Wright's work, which continues Dawkins' and Darwin's, makes evolutionary psychology clear and accessible. But like many overviews of branches of science, one needs to appreciate the subtle and counter-intuitive points the author makes to fully understand the author's thesis.
Wright clearly states his cultural bias in the final chapter of the book, and makes the case for traditional mores despite their insuitability to our ancestral environment. What we want to do, he points out, is not necessarily what we should do.
The bulk of the book explains what we want to do, and to a lesser extent how culture informs our sexual choices. He deliberately avoids in-depth discussion of culture's influence, preferring to explain how morality evolved in our ancestral environment, and how it suits that environment. As a student of evolution should know, suitability to the ancestral environment--i.e., small hunter-gatherer tribal groups--does not easily translate into the modern, urban environment. Wright makes that very clear.

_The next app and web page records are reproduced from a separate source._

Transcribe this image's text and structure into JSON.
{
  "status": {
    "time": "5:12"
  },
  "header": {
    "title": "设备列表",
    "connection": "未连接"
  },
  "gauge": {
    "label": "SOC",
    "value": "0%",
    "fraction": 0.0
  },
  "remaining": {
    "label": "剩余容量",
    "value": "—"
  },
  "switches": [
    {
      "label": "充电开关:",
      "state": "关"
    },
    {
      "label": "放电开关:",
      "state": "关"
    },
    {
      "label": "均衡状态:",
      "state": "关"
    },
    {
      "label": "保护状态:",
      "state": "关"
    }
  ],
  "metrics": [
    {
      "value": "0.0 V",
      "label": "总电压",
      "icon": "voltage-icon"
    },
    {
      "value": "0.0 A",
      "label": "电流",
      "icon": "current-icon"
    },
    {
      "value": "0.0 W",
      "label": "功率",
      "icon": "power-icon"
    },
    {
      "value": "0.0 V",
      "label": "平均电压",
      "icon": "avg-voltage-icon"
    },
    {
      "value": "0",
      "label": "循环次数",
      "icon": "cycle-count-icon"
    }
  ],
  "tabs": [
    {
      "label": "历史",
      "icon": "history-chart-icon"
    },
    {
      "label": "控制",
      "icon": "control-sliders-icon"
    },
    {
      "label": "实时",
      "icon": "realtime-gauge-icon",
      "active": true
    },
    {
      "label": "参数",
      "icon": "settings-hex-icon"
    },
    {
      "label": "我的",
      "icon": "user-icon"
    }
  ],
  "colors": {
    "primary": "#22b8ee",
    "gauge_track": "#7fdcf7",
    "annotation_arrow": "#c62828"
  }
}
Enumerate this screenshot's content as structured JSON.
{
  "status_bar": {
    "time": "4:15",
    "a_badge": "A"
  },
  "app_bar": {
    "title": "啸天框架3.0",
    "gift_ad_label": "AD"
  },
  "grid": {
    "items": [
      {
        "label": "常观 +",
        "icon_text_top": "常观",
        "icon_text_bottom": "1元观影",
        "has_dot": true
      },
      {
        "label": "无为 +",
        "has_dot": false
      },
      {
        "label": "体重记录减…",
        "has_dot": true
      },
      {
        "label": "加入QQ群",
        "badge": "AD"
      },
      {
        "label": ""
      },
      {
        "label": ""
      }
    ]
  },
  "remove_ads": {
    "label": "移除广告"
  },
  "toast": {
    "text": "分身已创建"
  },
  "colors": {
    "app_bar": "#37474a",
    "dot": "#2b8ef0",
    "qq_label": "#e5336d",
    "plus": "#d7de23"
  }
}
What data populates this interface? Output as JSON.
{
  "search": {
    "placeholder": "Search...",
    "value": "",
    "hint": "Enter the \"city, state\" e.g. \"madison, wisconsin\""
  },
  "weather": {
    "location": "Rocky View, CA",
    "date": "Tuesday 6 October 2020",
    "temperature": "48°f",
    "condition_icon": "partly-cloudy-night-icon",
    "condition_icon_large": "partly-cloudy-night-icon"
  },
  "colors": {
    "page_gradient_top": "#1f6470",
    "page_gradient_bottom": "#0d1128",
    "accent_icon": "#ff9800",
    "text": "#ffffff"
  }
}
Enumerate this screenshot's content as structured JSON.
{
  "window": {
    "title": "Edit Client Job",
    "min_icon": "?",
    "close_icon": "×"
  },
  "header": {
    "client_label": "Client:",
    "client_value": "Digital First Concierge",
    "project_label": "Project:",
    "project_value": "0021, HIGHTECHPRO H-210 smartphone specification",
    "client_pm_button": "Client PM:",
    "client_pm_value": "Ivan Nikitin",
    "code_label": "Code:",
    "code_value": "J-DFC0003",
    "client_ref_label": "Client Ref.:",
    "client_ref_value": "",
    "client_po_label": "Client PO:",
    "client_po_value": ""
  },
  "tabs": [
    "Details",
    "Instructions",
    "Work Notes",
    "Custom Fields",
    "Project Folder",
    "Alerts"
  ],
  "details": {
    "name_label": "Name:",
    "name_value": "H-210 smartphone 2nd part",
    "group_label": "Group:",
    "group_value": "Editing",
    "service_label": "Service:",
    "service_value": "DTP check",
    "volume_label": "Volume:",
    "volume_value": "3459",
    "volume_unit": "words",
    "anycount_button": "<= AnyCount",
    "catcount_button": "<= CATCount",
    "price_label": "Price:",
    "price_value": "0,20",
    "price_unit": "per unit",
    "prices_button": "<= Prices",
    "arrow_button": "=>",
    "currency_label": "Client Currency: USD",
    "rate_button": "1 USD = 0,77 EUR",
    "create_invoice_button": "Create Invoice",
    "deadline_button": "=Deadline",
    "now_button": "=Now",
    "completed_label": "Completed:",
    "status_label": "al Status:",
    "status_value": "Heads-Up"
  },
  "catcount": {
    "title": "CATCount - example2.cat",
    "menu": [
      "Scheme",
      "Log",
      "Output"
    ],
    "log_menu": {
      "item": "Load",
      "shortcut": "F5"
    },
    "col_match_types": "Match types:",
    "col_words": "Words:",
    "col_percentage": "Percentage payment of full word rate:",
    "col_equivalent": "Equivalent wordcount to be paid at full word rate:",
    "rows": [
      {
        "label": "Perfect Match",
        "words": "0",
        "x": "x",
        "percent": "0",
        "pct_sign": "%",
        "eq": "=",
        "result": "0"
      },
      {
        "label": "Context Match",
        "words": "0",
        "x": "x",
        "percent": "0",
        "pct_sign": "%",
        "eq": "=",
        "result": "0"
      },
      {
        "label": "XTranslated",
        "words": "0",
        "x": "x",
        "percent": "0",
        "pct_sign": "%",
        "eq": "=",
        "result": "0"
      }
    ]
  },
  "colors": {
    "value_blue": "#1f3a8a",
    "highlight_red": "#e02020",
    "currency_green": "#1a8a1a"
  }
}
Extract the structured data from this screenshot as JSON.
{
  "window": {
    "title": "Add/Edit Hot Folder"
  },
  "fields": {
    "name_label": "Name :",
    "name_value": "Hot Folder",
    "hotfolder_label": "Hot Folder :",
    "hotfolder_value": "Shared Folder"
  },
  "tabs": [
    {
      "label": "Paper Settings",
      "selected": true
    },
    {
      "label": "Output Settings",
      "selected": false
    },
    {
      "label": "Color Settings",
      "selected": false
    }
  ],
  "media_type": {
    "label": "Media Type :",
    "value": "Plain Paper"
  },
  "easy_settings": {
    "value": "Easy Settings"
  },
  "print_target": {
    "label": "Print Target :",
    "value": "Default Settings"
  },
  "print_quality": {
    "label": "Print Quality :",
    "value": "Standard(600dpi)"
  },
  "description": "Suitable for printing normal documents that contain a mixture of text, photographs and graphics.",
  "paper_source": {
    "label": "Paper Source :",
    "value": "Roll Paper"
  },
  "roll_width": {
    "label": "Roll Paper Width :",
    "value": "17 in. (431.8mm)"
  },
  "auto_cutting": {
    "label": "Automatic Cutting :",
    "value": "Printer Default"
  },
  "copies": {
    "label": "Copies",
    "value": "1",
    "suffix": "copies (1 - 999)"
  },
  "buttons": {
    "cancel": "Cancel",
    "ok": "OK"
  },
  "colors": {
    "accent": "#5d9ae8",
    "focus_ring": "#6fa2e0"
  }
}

Read in conjunction with Dawkins' _Selfish Gene_, this is a must-have part of a complete library.